# WHAT THE TASK ASKS
Set down the data again exactly. Pictures are not part of the copy.

# Saved data entries
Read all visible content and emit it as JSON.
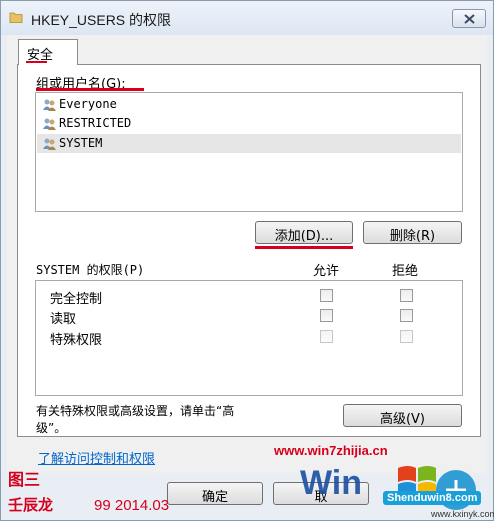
{
  "window": {
    "title": "HKEY_USERS 的权限"
  },
  "tab": {
    "label": "安全"
  },
  "groups": {
    "label": "组或用户名(G):",
    "items": [
      {
        "label": "Everyone",
        "selected": false
      },
      {
        "label": "RESTRICTED",
        "selected": false
      },
      {
        "label": "SYSTEM",
        "selected": true
      }
    ]
  },
  "buttons": {
    "add": "添加(D)...",
    "remove": "删除(R)",
    "advanced": "高级(V)",
    "ok": "确定",
    "cancel": "取"
  },
  "permissions": {
    "label": "SYSTEM 的权限(P)",
    "allow_header": "允许",
    "deny_header": "拒绝",
    "rows": [
      {
        "name": "完全控制",
        "allow": false,
        "deny": false,
        "disabled": false
      },
      {
        "name": "读取",
        "allow": false,
        "deny": false,
        "disabled": false
      },
      {
        "name": "特殊权限",
        "allow": false,
        "deny": false,
        "disabled": true
      }
    ]
  },
  "advanced_note": {
    "line1": "有关特殊权限或高级设置，请单击“高",
    "line2": "级”。"
  },
  "link": {
    "text": "了解访问控制和权限"
  },
  "overlays": {
    "site": "www.win7zhijia.cn",
    "figure_label": "图三",
    "signature": "壬辰龙",
    "signature_date": "99 2014.03",
    "shenduwin": "Shenduwin8.com",
    "kxinyk": "www.kxinyk.com"
  },
  "colors": {
    "annotation_red": "#d6001c",
    "link_blue": "#0066cc",
    "accent_blue": "#1aa0d8"
  },
  "icons": {
    "title": "folder-icon",
    "close": "close-icon",
    "user": "users-icon"
  }
}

# THE ANSWER
Read all visible content and emit it as JSON.
{
  "window": {
    "title": "HKEY_USERS 的权限"
  },
  "tab": {
    "label": "安全"
  },
  "groups": {
    "label": "组或用户名(G):",
    "items": [
      {
        "label": "Everyone",
        "selected": false
      },
      {
        "label": "RESTRICTED",
        "selected": false
      },
      {
        "label": "SYSTEM",
        "selected": true
      }
    ]
  },
  "buttons": {
    "add": "添加(D)...",
    "remove": "删除(R)",
    "advanced": "高级(V)",
    "ok": "确定",
    "cancel": "取"
  },
  "permissions": {
    "label": "SYSTEM 的权限(P)",
    "allow_header": "允许",
    "deny_header": "拒绝",
    "rows": [
      {
        "name": "完全控制",
        "allow": false,
        "deny": false,
        "disabled": false
      },
      {
        "name": "读取",
        "allow": false,
        "deny": false,
        "disabled": false
      },
      {
        "name": "特殊权限",
        "allow": false,
        "deny": false,
        "disabled": true
      }
    ]
  },
  "advanced_note": {
    "line1": "有关特殊权限或高级设置，请单击“高",
    "line2": "级”。"
  },
  "link": {
    "text": "了解访问控制和权限"
  },
  "overlays": {
    "site": "www.win7zhijia.cn",
    "figure_label": "图三",
    "signature": "壬辰龙",
    "signature_date": "99 2014.03",
    "shenduwin": "Shenduwin8.com",
    "kxinyk": "www.kxinyk.com"
  },
  "colors": {
    "annotation_red": "#d6001c",
    "link_blue": "#0066cc",
    "accent_blue": "#1aa0d8"
  },
  "icons": {
    "title": "folder-icon",
    "close": "close-icon",
    "user": "users-icon"
  }
}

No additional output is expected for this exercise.